Chapter 1: Getting Started


In order to be able to optimally leverage Gameface’s features, you will need a good understanding of modern HTML, CSS and JavaScript.

Who is this tutorial for:

This tutorial is for Front End developers who are looking to quickly familiarize with Gameface and its features.

What is not covered in this tutorial:

This tutorial focuses on Gameface and its features. You would not find any HTML, CSS or JavaScript-specific explanations here.

How is this tutorial structured:

It’s separated in 10 different chapters, each chapter will go over a specific element of the UI and will demonstrate a feature of Gameface.

Choosing the right fit for your project:

As with any Front End project, there are numerous ways to create your project. Here we will go over the main supported ones in Gameface.

Plain JavaScript

The most simple way to start your project is by writing pure HTML with CSS and JavaScript. Here you don’t need to worry about any libraries and dependencies to build your project.

The benefit of writing plain JavaScript is that over time your codebase would not end up needlessly bloated with dependencies and it will have better performance than some of the other frameworks and libraries.

The other major benefit is that plain JS is more widely used and understandable. That is why for the purpose of this tutorial we will be using pure JS with HTML and CSS and only add the libraries that Gameface requires.

The biggest con of using plain JavaScript is the fact that you need to write everything from scratch which will inevitably slow your development time. While this is fine for smaller applications, if you need to build a large scale application it’s worth checking some of the other libraries that are mentioned below.


jQuery is a fast, small, and feature-rich JavaScript library. It makes things like HTML document traversal and manipulation, event handling, animation, and Ajax much simpler with an easy-to-use API.

The main benefit of using jQuery is the ease of use. To get started with jQuery all you need to do is include the library in your document and start coding your UI.

The downside of using it is that most of the features it provides can be achieved using plain JavaScript, meaning that you will needlessly add dependencies that could slow down your UI.


TypeScript is a superset of JavaScript, meaning that it contains all of the functionality of JavaScript and more.

TypeScript inherits major pros of JavaScript, but also offers additional benefits coming from static typing and other concepts specific to TS. These are especially useful when multiple people work on the same project, as TypeScript is predictable and can catch bugs earlier in the development process.

To learn more about how to use TypeScript in Gameface, you can check out our documentation.


React is a JavaScript library for building user interfaces.

The biggest advantage of React is that it allows you to create reusable UI components. That way you can manage large applications with ease.

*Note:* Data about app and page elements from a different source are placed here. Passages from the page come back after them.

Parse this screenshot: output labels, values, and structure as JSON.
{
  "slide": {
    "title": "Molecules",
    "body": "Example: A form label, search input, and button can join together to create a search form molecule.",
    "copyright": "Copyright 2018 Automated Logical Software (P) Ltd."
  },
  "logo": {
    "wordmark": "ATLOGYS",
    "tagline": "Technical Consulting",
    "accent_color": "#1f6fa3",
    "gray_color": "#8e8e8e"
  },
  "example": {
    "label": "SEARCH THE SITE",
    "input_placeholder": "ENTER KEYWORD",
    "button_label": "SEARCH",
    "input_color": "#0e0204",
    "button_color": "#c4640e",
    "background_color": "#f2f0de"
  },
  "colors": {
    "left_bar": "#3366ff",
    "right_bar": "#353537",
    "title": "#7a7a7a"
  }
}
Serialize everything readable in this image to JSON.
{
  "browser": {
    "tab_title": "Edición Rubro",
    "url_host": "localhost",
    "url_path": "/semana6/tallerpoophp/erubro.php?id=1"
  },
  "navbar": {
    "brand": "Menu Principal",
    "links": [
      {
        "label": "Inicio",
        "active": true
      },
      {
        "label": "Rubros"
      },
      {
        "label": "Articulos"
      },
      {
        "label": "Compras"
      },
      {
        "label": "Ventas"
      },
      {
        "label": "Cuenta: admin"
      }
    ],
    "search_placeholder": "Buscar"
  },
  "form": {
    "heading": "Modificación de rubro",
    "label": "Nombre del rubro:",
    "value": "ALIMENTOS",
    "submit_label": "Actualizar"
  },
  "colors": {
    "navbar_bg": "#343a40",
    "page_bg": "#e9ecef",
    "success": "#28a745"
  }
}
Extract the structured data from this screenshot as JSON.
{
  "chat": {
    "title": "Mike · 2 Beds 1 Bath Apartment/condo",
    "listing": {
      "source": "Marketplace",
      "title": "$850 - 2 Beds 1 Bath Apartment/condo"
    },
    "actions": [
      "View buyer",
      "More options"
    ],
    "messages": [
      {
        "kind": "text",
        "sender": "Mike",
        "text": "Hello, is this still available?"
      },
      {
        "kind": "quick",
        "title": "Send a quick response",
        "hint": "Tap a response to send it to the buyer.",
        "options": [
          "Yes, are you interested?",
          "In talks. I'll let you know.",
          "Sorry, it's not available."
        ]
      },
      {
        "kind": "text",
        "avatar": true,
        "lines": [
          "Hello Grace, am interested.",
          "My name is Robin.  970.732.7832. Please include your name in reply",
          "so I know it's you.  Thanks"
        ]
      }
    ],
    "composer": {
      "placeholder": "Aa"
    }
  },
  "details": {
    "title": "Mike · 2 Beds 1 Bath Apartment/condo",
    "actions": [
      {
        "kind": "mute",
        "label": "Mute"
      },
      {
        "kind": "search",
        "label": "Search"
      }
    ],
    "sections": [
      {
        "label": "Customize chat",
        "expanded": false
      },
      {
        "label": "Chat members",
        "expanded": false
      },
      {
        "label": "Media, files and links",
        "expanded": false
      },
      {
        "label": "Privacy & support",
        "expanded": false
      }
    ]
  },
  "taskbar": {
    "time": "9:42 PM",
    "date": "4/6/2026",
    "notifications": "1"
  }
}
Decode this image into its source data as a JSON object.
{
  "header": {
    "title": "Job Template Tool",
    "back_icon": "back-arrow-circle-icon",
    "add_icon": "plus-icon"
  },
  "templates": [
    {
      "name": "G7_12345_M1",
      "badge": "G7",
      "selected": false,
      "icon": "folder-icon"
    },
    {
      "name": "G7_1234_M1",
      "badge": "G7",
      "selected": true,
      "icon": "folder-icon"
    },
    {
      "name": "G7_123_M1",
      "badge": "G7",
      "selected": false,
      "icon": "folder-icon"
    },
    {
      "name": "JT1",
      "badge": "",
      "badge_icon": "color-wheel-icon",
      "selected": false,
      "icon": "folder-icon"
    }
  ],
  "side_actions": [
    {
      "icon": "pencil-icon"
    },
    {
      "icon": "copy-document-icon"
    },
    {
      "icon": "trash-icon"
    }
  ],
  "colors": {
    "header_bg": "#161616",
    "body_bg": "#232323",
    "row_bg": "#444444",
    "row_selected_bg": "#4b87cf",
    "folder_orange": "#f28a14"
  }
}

For this reason React is one of the most commonly used libraries by our clients.

It’s worth noting however that the React ecosystem is very large and can be easily bloated with unnecessary code, and hence impact the performance of your UI.

You can read more about how to set up a React toolchain with Gameface here.


Preact is a fast 3kB alternative to React with the same modern API.

Compared to React, Preact is a smaller and more performance-optimized library that includes most of React’s features.

You can check how to build a Preact app for Gameface using our command line tool here.

Setting up our project

In this tutorial we will be using plain JavaScript with the cohtml.js library, which will allow us to communicate with the game.

Since the focus of this tutorial is on Gameface features, we have already set up the project in the chapter_1 folder - you can leverage it for the rest of the tutorial. Inside the folder you will see the following files - index.html, style.css, cohtml.js, script.js and the assets folder which is going to contain all of the assets that we will be using in the next chapters.

The index.html and script.js files are where we will be writing most of our code for this tutorial. The style.css is a premade file with styles that we will be using in the later chapters.

Improving Development

To help in the development process we have a few tools that you can use:

Auto Complete

Auto complete is a feature present in code editors that suggests ways to complete code based on the user input.

Since the default auto complete features do not always provide meaningful suggestions, we have used the Language Server Protocol developed by Microsoft to extend the functionalities of built-in auto complete features.

You can see how to install and configure it in our documentation.



The HTML linter is designed to help you reduce the most common syntax errors that happen with data-binding. It catches errors caused by misspelled data-binding attributes, wrong syntax or accessing non-existent properties from the model. It uses HTMLHint - an HTML linter and extends its rules.

You can learn more about how to use it from our documentation

CSS Lint

The CSS linter is designed to allow you to identify unsupported css rules at runtime. It is based on Stylelint which uses PostCSS underneath.

You can see how to install and use it in our documentation.

Getting started

To get you started right away we have already created a boilerplate that you can use with this guide. You can download it from here